In southern Marin County, as in almost anywhere, your experience with public education is in large part driven by where you live. Where this part of Marin differs from other parts of the country, though, is that almost anywhere where you choose to live in Tiburon, Belvedere and Mill Valley will have access to highly-rated public schools, while those choosing to put down roots in Sausalito will find more challenges. And if that isn’t enough, there is the private school option: 27 independent or parochial K-8 schools and six likewise high schools are located in Marin County.
Southern Marin’s public districts are a who’s who of the area’s top schools. The Mill Valley District, which is southern Marin’s largest, includes Mill Valley Middle School, a four-time California Distinguished School, and five K-5 campuses — Park, Old Mill, Edna McGuire, Strawberry Point and Tamalpais Valley that each rated 10/10 on GreatSchools.org. Every school in the Mill Valley district had an Academic Performance Index (API) of 930 or higher for 2013 (2013 was the last year to track API; the state is presently determining a new system of rating school performance).
One word of caution: Mill Valley is an open enrollment district with wait lists at almost every school, thanks to a surge in student population that began in 2005. This would be more daunting were Mill Valley’s schools not so excellent across the board.
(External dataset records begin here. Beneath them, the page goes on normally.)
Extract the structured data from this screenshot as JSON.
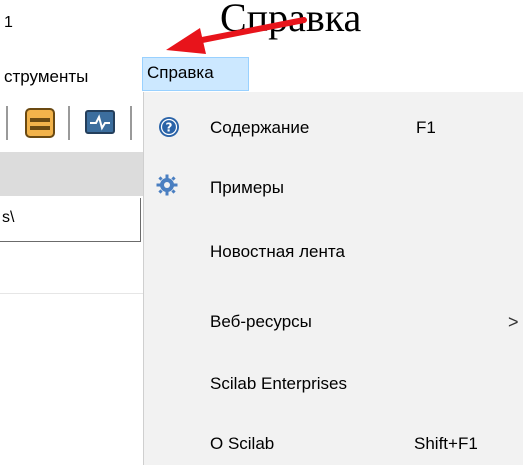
{
  "annotation": {
    "title": "Справка",
    "arrow_color": "#e8141b"
  },
  "window": {
    "title_fragment": "1"
  },
  "menubar": {
    "tools_label": "струменты",
    "help_label": "Справка"
  },
  "toolbar": {
    "buttons": [
      {
        "icon": "folder-icon"
      },
      {
        "icon": "monitor-icon"
      }
    ]
  },
  "path_field": {
    "value": "s\\"
  },
  "help_menu": {
    "items": [
      {
        "label": "Содержание",
        "shortcut": "F1",
        "icon": "help-question-icon",
        "submenu": false
      },
      {
        "label": "Примеры",
        "shortcut": "",
        "icon": "gear-icon",
        "submenu": false
      },
      {
        "label": "Новостная лента",
        "shortcut": "",
        "icon": "",
        "submenu": false
      },
      {
        "label": "Веб-ресурсы",
        "shortcut": "",
        "icon": "",
        "submenu": true,
        "submenu_arrow": ">"
      },
      {
        "label": "Scilab Enterprises",
        "shortcut": "",
        "icon": "",
        "submenu": false
      },
      {
        "label": "O Scilab",
        "shortcut": "Shift+F1",
        "icon": "",
        "submenu": false
      }
    ]
  }
}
You can’t lose in Mill Valley, whose high school-age students attend Tamalpais High School, where almost 80 percent of graduates emerge having satisfied their eligibility requirements for Cal State and UC campuses. Intra-district transfers for high school students are also available and feasible, giving students in grades 9 through 12 the option of attending Tamalpais, Redwood or Sir Francis Drake High Schools.
As good as schools are in Mill Valley, their reputation is at least equaled by the 1,500-student Reed Union School District, serving Tiburon and Belvedere (and part of Corte Madera). Reed is comprised of three campuses, Reed School (kindergarten through second grade), Bel Aire (grades three through five) and Del Mar Middle School. Reed’s lofty reputation (API scores of 964, 940 and 960, respectively and 10/10s across the board on GreatSchools.org.) exceeds even that of Mill Valley. As in Mill Valley, district parents’ generosity with time and resources has allowed Reed to offer many of the extras — small class sizes, speech and language therapists, on-site psychologists, learning specialists, P.E. and art teachers — that sadly have become endangered species in many California public districts. Students living in Tiburon and Belvedere continue on to Redwood High School in the Tam Union District. As noted above, transfers are possible within high schools in the district.
This brings us to the Sausalito School District, which serves students in Sausalito and unincorporated Marin City and has historically struggled despite per-student spending that is more than twice the state average. School options in Sausalito are limited to K-8 Bayside/Martin Luther King Academy, which has a most recent API score of 735 and a GreatSchools rating of 3/10 and the Willow Creek Academy, a public K-8 charter school with a GreatSchools rating of 7/10 and API score of 795, is independently operated in Sausalito. MLK was until recently only a middle school, but it merged with K-5 Bayside in 2013.
Willow Creek was founded in 2001 as a response to a growing trend: Sausalito parents opting out of public schools and choosing private education for their children. Unfortunately, that phenomenon has continued as Sausalito schools have struggled. The district is presently looking to hire a new superintendent to replace its previous one, who resigned in February after two years as a part-time administrator. Sausalito’s high school students are assigned to Tamalpais High School in Mill Valley.
Southern Marin County offers very distinct options for families with school-age children — very strong districts and districts looking to stabilize and improve the quality of their offerings. As always, when integrating schools into a home search, potential homebuyers should take their cues from their children and do their homework before making any final decisions.